BUCKHANNON - Communication in the United States National Radio Quiet Zone is tricky business.
The West Virginia State Interoperable Radio Network (WV-SIRN) provides the best communication in the 13,000-square-mile zone that protects the National Radio Astronomy Observatory in Green Bank and the Sugar Grove Research Facility, said James T. Farrell, public information officer and administrative assistant with the Upshur County Office of Emergency Management.
"Communication for everybody here is a little different. You have to get special permission for radio use. It's a long and difficult process. Working with Green Bank (WV-SIRN) is the best coverage for this area," he said.
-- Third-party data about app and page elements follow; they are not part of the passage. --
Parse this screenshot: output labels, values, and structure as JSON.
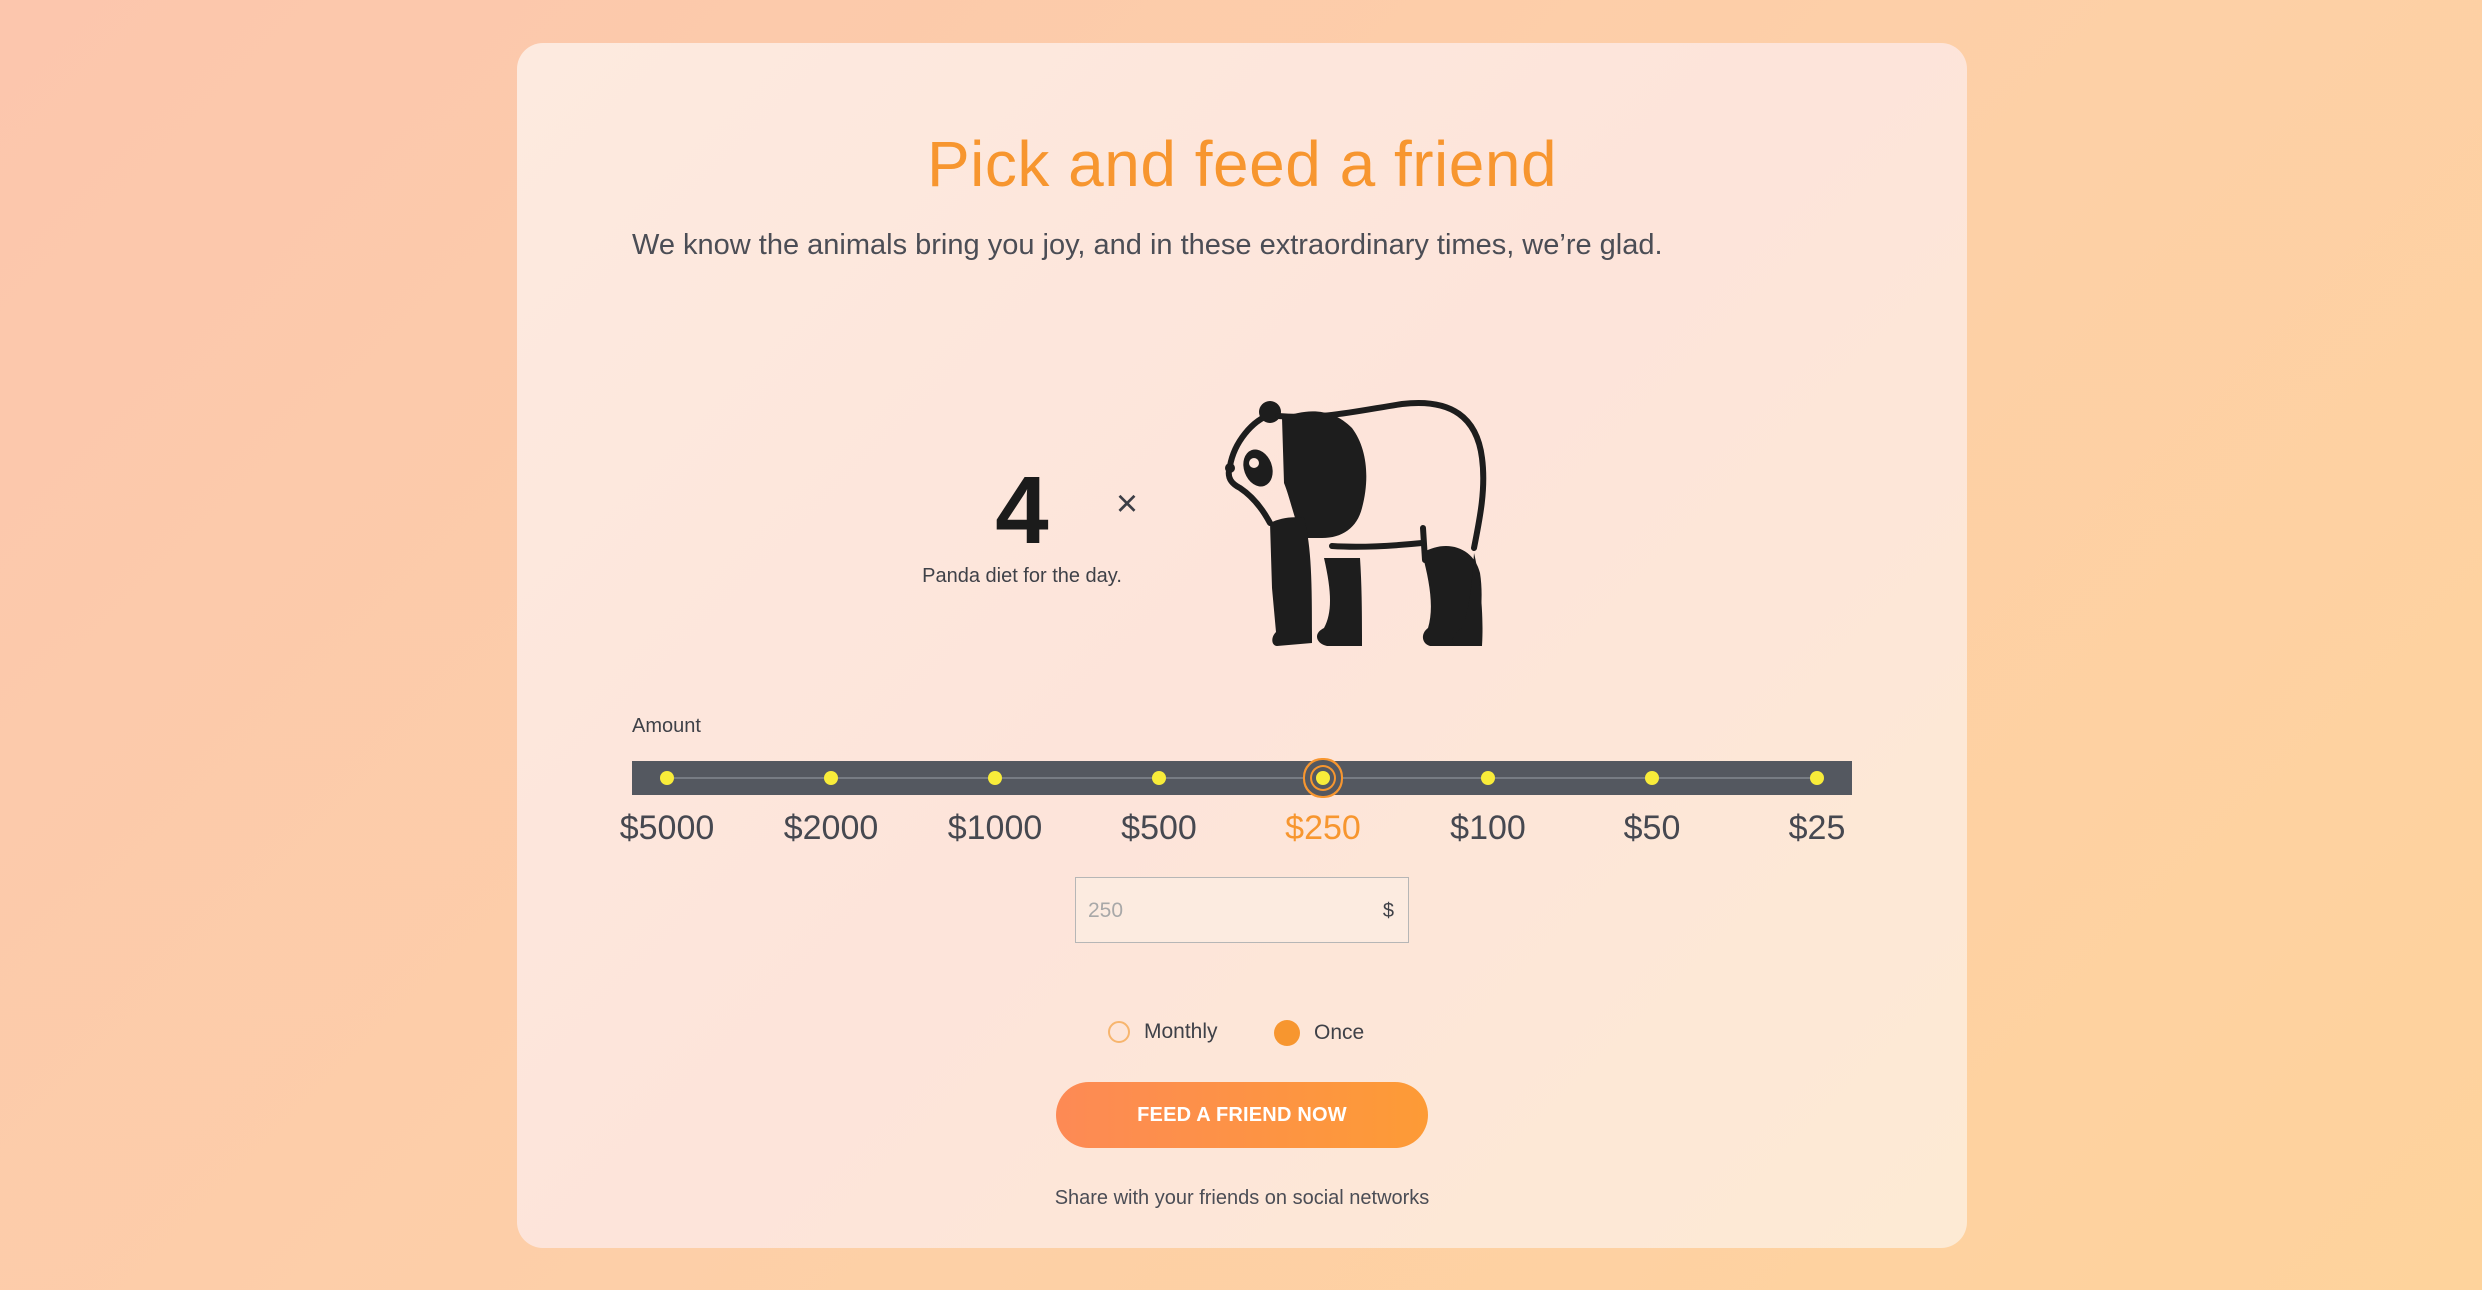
{
  "header": {
    "title": "Pick and feed a friend",
    "subtitle": "We know the animals bring you joy, and in these extraordinary times, we’re glad."
  },
  "meal": {
    "count": "4",
    "label": "Panda diet for the day.",
    "multiplier_symbol": "×",
    "animal_icon": "panda-icon"
  },
  "amount": {
    "label": "Amount",
    "options": [
      "$5000",
      "$2000",
      "$1000",
      "$500",
      "$250",
      "$100",
      "$50",
      "$25"
    ],
    "selected": "$250"
  },
  "custom_amount": {
    "placeholder": "250",
    "currency": "$"
  },
  "frequency": {
    "options": [
      "Monthly",
      "Once"
    ],
    "selected": "Once"
  },
  "cta": {
    "label": "FEED A FRIEND NOW"
  },
  "footer": {
    "share_text": "Share with your friends on social networks"
  },
  "colors": {
    "accent": "#f7962f",
    "slider_track": "#545860",
    "slider_dot": "#f8ec3a",
    "text": "#3f4148"
  }
}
On top of being in a unique area for radio communication, fire departments in Upshur County, like those everywhere, must keep up with the latest technology.
This week, firefighters from around the county received training on the use of new portable two-way radios equipped with the latest technology, said Jim Farry, director of the Office of Emergency Management.
The West Virginia Department of Military Affairs and Public Safety, the Homeland Security State Administrative Agency and the Upshur County Office of Emergency Management recently worked together to obtain a Homeland Security grant to purchase the radios.
Thanks to the new radios, coupled with the State Interoperable Radio Network, firefighters will be able to better communicate in the county and around the state, Farry said.
"There are a lot of dead spots in the county because of the terrain. With this system, there aren't many places they can't get out of," he said.
Buckhannon Fire Chief Mitch Tacy said his department was happy to receive the equipment.
"It's not every day you can walk into a room and get $50,000 worth of free radios," he said.
While Upshur County first responders have been field testing a small number of the radios over the past four years, the latest grant adds more than 50 radios to all seven fire departments in the county, Farrell said. This is the most the Office of Emergency Management has purchased at one time.
The radios cost just under $1,000 each, including accessories, Farrell said.
Eventually, firefighters will be equipped with radio alert systems they can engage if they find themselves in serious trouble on a call, Adrian Fire Chief Bernie Nazelrod said.
"They will be able to hit a button and alert everyone," he said. "We're working toward the safety of the firefighters and the community. This is going to be a plus."
The new radios will not solve all communication problems, Farrell said. The Office of Emergency Management is encouraging fire departments to maintain and upgrade the equipment they were using before, Farrell said. This provides a backup system, should the primary system fail, he said.
These new radios are another step on a longer path, Farry said.
"I think this is just the beginning of long-term improvements," he said. "It's been a long time in the making."
The future of radio communication is just around the corner, Farrell said. It won't be long before new technology hits the market, he said.
"The D-Block is a block of frequencies on the edge of television and cell phones. There's been a bit of a fight over who can use them," Farrell said. "Ever since the cell phone came out, along with other high-tech equipment, there's been a sudden frequency grab that never existed before."
The technology to utilize D-Block frequencies "isn't out there yet," Farrell said. But fire departments and other emergency response agencies should be setting aside funds for when the technology is available, he said.